Professor Richard Dewitt, Chair of the Department of Philosophy at Fairfield University, defines worldview as follows:

Although the term "worldview" has been used fairly widely for over 100 years, it is not a term that carries a standard definition. So it is worth taking a moment to clarify how I will be using the term. In the shortest of descriptions, I will use "worldview" to refer to a system of beliefs that are interconnected in something like the way the pieces of a jigsaw puzzle are interconnected. That is, a worldview is not merely a collection of separate, independent, unrelated beliefs, but is instead an intertwined, interrelated, interconnected system of beliefs.Cite error: Invalid <ref> tag; invalid names, e.g. too many

Writing from the perspective of the history and philosophy of science, Professor Dewitt refers to systems of beliefs like those enunciated by, for example, Aristotle, Ptolemy, Copernicus, Galileo, Isaac Newton, quantum physicists and contemporary (early 21st century) cosmologists.

Philosopher Clément Vidal at the Center Leo Aopstel, Free University of Brussels, writing from the perspective that "...many of our profound age old philosophical questions can nowadays be tackled by scientific means", introduces the concept of worldview as follows:

Three general scientific approaches are proposed for this endeavour: systems theory as a universal language for science, a problem-solving approach and the general idea of evolution, broadly construed." [emphases in original]

With Rescher [gives citation: N. Rescher, Philosophical Reasoning: A Study in the Methodology of Philosophizing (Blackwell Publishers, 2001), 33.8], we can distinguish between the “procedural agenda”, which is what we call here the worldview questions; and the “substantive agenda”, which consists of the proposed answers to the questions, and are the worldview components.

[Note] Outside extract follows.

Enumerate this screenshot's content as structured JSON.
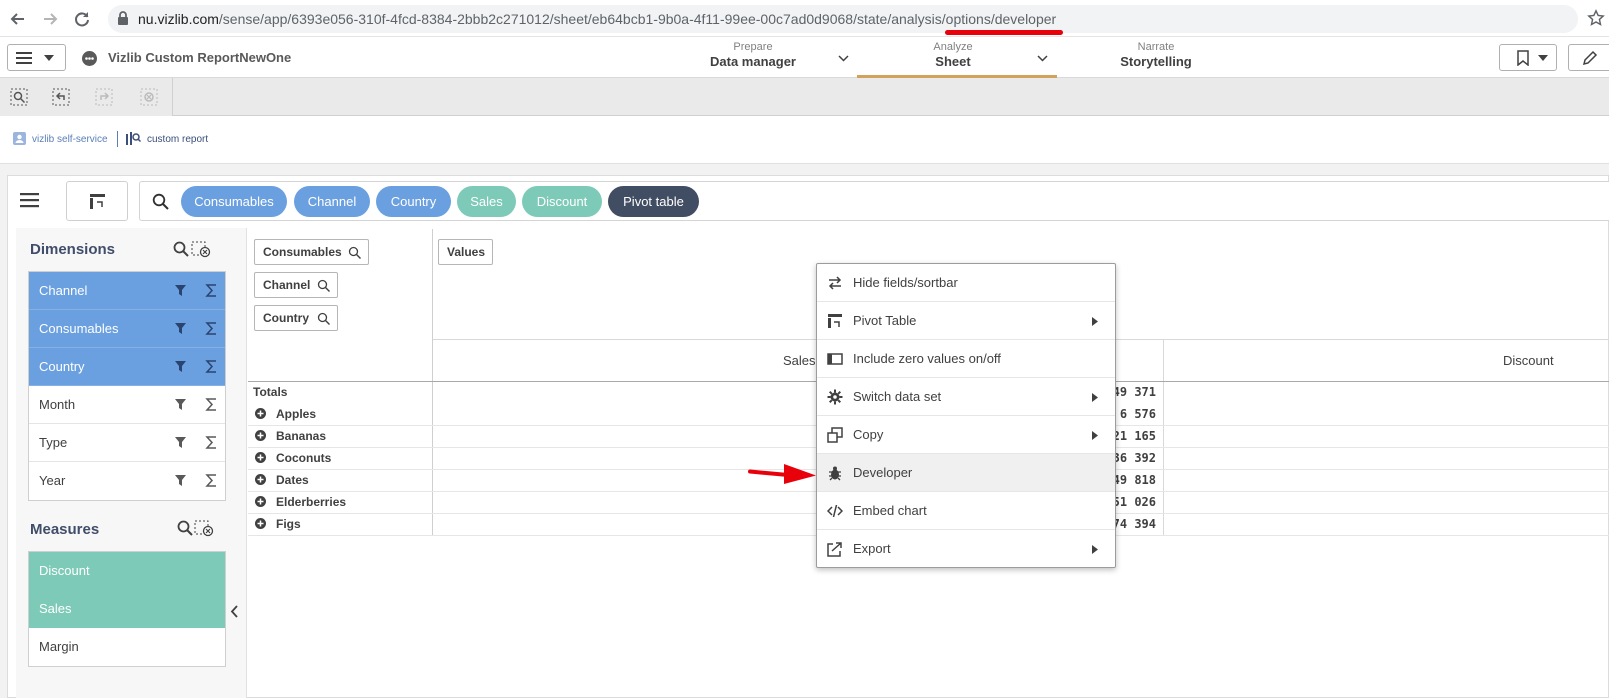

The components articulated together form a worldview, that we define as a coherent collection of concepts allowing us “to construct a global image of the world, and in this way to understand as many elements of our experience as possible."[gives citation: Apostel and Van der Veken, ‘’Wereldbeelden’’. ‘’Van fragmentering naar integratie’’, 17.9][1]

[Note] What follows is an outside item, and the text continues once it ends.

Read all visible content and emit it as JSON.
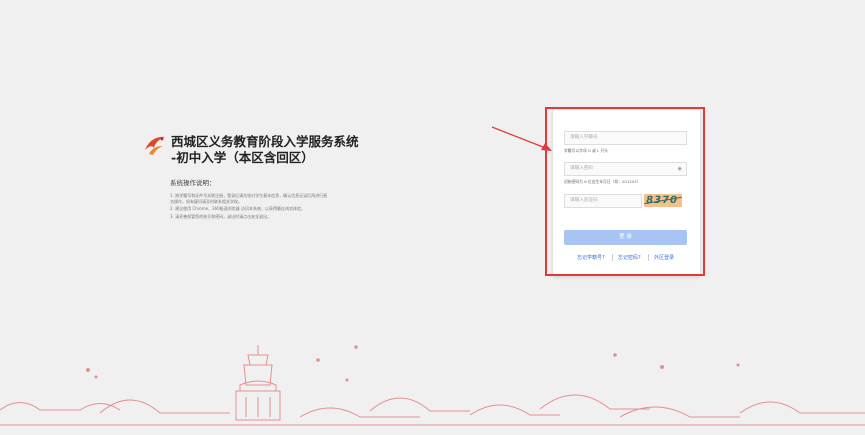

Complexity theorist, Professor Francis Heylighen at the Free University of Brussels, writing from the perspective of psychology, emphasizes a more human dimension of the concept:

One of the biggest problems of present society is the effect of overall change and acceleration on human psychology. Neither individual minds nor collective culture seem able to cope with the unpredictable change and growing complexity…What we need is a framework that ties everything together, that allows us to understand society, the world, and our place in it, and that could help us to make the critical decisions which will shape our future. It would synthesize the wisdom gathered in the different scientific disciplines, philosophies and religions. Rather than focusing on small sections of reality, it would provide us with a picture of the whole. In particular, it would help us to understand, and therefore cope with, complexity and change. Such a conceptual framework may be called a "world view”[2]


  1. Vidal C. (2008) Wat is een wereldbeeld? (What is a worldview?), in Van Belle, H. & Van der Veken, J., Editors, Nieuwheid denken. De wetenschappen en het creatieve aspect van de werkelijkheid, in press. Acco, Leuven.
  2. Franicis Heylighen. What is a world view? Principia Cybernetica Web.